Even though Prince Albert is in our complicated section, it’s actually pretty easy to execute. It utilizes a series of wraps around the central knot. The end result is a cylindrical aesthetic that completely ditches the traditional triangular look. Even though it’s an even knot, it’s on the informal half of the spectrum. That’s because Prince Albert tends to sit loose and it’s easy for him to get a little unshapely.
Van Wijk Knot
If you like the Prince Albert concept but want something that works in formal settings, you want to learn about Van Wijk. This knot is still cylindrical, but it adds a bunch of layers to the design. It holds shape well and looks downright sharp.
If you want to truly master Van Wijk, use on ties with light collars, shirts with narrow collars and an outfit that rocks a vest. This thing pops when you have a vest on, so keep in mind the next time you’re dressing to the nines.

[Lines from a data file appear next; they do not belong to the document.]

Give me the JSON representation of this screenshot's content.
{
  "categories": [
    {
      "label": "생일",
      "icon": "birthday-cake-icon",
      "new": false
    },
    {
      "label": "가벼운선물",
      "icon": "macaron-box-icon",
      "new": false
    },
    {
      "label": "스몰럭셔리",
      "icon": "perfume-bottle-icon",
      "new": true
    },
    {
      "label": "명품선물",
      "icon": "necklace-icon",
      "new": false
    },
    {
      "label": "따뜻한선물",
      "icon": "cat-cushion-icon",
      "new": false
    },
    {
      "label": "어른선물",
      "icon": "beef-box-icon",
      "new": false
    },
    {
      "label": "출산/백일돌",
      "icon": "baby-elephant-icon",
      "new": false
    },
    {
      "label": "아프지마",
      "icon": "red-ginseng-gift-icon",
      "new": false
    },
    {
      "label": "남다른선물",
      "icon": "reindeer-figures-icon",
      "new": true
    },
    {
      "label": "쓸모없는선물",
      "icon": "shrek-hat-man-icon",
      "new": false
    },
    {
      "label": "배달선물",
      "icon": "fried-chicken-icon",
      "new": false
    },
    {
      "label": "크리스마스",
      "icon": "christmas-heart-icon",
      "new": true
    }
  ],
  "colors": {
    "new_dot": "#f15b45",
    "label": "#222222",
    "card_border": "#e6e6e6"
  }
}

If you think way back to the Matrix trilogy, there was a character with this name. The tie knot is named after him, and it’s easily the most complicated and the coolest on this list. It’s a little bit of a throwback to the era of lace and frills on men, but with an extremely modern twist. When done correctly, the Merovingian makes your knot look like a miniature tie sitting on top of your tie. You need to see it to understand.
While this is an extremely fashionable knot, it’s completely non-traditional. It works in formal settings where unique fashion is a good idea. It’s not ideal for a business meeting — unless that meeting is in Milan.
Four Rings Knot
The last knot on the list is the Four Rings Knot. It is also intricate, beautiful and a mark of high fashion. The design layers four separate rings that fold in on each other. It’s a large, loose knot. It eats up a ton of tie length, and it’s not intended to leave the tie resting near your naval. Instead, it’s all about the blossoming rings under your neck.
Four Rings is best used with solid colors and silk ties. Also, it’s a party knot. In fact, it’s the knot you wear when you’re feeling sexy and want some attention.
There you go, guys. You just learned enough to be real tie wearers. You can pick the right tie for the right occasion, match colors and collar styles, and make your tie look good all the way. With this lesson, you can consider yourself someone who at least knows the basics of men's fashion. No, that's selling you short. You can outshine the average guy in any dress-up scenario. We look forward to you looking sexy and rocking your tie to a degree that was previously out of reach. Until next time, have fun and stay fresh.